Search the entries for the word "details" and report each line that has it.
◇ ◇ ◇ ◇ ◇
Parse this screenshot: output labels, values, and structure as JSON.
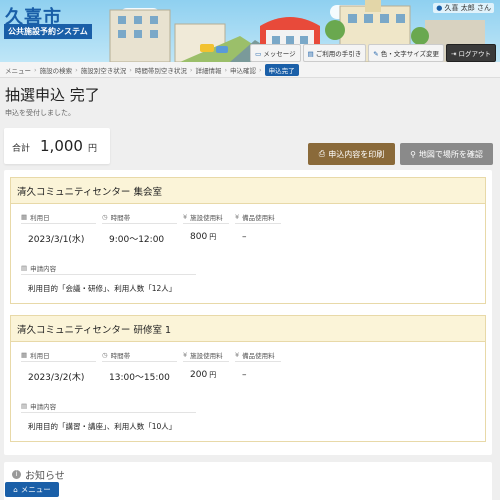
{
  "header": {
    "city": "久喜市",
    "system": "公共施設予約システム",
    "user": "久喜 太郎 さん",
    "buttons": [
      {
        "label": "メッセージ",
        "icon": "comment-icon"
      },
      {
        "label": "ご利用の手引き",
        "icon": "book-icon"
      },
      {
        "label": "色・文字サイズ変更",
        "icon": "brush-icon"
      },
      {
        "label": "ログアウト",
        "icon": "logout-icon"
      }
    ]
  },
  "breadcrumb": [
    "メニュー",
    "施設の検索",
    "施設別空き状況",
    "時間帯別空き状況",
    "詳細情報",
    "申込確認",
    "申込完了"
  ],
  "page": {
    "title": "抽選申込 完了",
    "message": "申込を受付しました。"
  },
  "total": {
    "label": "合計",
    "amount": "1,000",
    "unit": "円"
  },
  "actions": {
    "print": "申込内容を印刷",
    "map": "地図で場所を確認"
  },
  "labels": {
    "date": "利用日",
    "time": "時間帯",
    "fee": "施設使用料",
    "equip": "備品使用料",
    "details": "申請内容",
    "yen": "円"
  },
  "bookings": [
    {
      "facility": "清久コミュニティセンター 集会室",
      "date": "2023/3/1(水)",
      "time": "9:00～12:00",
      "fee": "800",
      "equip": "–",
      "details": "利用目的「会議・研修」、利用人数「12人」"
    },
    {
      "facility": "清久コミュニティセンター 研修室 1",
      "date": "2023/3/2(木)",
      "time": "13:00～15:00",
      "fee": "200",
      "equip": "–",
      "details": "利用目的「講習・講座」、利用人数「10人」"
    }
  ],
  "notice": {
    "title": "お知らせ"
  },
  "menu": {
    "label": "メニュー"
  },
  "colors": {
    "brand": "#1a5fa8",
    "print": "#8a6a3a",
    "map": "#8a8a8a",
    "card_head": "#fbf4d8"
  }
}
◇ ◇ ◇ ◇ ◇
▶ **RESULT OF THIS EXERCISE**:
    "details": "申請内容",
      "details": "利用目的「会議・研修」、利用人数「12人」"
      "details": "利用目的「講習・講座」、利用人数「10人」"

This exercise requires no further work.